* Exercise requirements: Please report each line of the data below that contains "Главная".

---------- Data for analysis

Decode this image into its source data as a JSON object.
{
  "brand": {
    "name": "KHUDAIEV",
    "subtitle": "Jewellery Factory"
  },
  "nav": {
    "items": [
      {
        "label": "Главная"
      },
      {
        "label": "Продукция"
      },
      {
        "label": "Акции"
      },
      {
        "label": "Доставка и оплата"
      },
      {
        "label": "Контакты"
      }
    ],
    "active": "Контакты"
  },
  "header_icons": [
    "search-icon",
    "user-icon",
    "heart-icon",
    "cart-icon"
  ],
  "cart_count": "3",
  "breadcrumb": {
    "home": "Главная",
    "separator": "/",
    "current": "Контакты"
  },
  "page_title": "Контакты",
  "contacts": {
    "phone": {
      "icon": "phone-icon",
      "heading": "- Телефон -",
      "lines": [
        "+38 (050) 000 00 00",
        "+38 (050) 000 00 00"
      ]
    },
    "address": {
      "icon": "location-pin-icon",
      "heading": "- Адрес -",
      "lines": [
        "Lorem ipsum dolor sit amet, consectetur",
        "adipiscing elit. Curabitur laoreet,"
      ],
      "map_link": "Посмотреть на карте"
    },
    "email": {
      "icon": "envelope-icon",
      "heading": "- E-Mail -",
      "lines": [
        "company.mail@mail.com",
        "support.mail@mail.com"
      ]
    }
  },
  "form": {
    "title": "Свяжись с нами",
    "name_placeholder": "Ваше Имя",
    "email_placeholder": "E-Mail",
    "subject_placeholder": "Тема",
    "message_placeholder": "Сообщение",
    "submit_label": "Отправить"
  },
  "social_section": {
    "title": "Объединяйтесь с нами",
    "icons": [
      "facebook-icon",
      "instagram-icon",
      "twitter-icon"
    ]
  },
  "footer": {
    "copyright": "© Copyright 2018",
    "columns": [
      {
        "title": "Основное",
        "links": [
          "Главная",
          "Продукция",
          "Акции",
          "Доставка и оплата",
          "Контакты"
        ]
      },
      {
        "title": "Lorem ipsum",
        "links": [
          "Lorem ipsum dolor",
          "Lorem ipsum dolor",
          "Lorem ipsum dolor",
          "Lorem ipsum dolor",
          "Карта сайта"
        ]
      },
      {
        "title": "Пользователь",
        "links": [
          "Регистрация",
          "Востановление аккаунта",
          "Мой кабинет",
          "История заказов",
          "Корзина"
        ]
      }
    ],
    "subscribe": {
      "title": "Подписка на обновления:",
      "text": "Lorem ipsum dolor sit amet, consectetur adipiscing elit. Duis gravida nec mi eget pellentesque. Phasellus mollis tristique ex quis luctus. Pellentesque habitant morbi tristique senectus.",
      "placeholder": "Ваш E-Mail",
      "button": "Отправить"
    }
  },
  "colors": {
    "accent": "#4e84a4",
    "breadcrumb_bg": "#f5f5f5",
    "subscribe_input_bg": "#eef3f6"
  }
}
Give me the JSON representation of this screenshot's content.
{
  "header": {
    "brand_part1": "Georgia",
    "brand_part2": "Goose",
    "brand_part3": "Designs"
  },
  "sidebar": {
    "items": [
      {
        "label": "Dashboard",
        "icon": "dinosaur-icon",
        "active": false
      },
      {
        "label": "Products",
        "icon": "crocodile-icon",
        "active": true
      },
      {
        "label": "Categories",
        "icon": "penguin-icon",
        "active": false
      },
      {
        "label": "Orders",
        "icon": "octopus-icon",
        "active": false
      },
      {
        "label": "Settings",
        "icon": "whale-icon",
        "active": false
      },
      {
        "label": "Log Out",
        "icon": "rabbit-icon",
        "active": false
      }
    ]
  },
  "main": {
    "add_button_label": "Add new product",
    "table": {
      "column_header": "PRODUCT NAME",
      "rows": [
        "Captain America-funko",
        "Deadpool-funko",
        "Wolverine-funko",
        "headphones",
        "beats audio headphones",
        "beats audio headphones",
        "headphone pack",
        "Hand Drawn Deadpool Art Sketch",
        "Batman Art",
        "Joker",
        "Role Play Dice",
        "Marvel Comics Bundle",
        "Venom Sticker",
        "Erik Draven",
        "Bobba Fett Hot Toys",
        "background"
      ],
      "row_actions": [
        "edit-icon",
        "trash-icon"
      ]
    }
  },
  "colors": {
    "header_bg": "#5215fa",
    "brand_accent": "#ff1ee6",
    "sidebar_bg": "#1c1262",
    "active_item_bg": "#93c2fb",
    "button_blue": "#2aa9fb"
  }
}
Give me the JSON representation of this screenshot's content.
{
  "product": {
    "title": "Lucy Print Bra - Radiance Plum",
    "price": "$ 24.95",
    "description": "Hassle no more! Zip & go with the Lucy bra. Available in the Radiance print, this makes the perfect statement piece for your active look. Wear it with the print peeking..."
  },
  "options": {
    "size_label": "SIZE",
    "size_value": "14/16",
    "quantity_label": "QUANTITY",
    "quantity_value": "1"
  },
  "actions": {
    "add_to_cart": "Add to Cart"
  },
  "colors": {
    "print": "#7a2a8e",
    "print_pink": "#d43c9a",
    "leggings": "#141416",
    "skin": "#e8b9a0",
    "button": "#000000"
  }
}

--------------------

* Solution to this exercise:
        "label": "Главная"
    "home": "Главная",
          "Главная",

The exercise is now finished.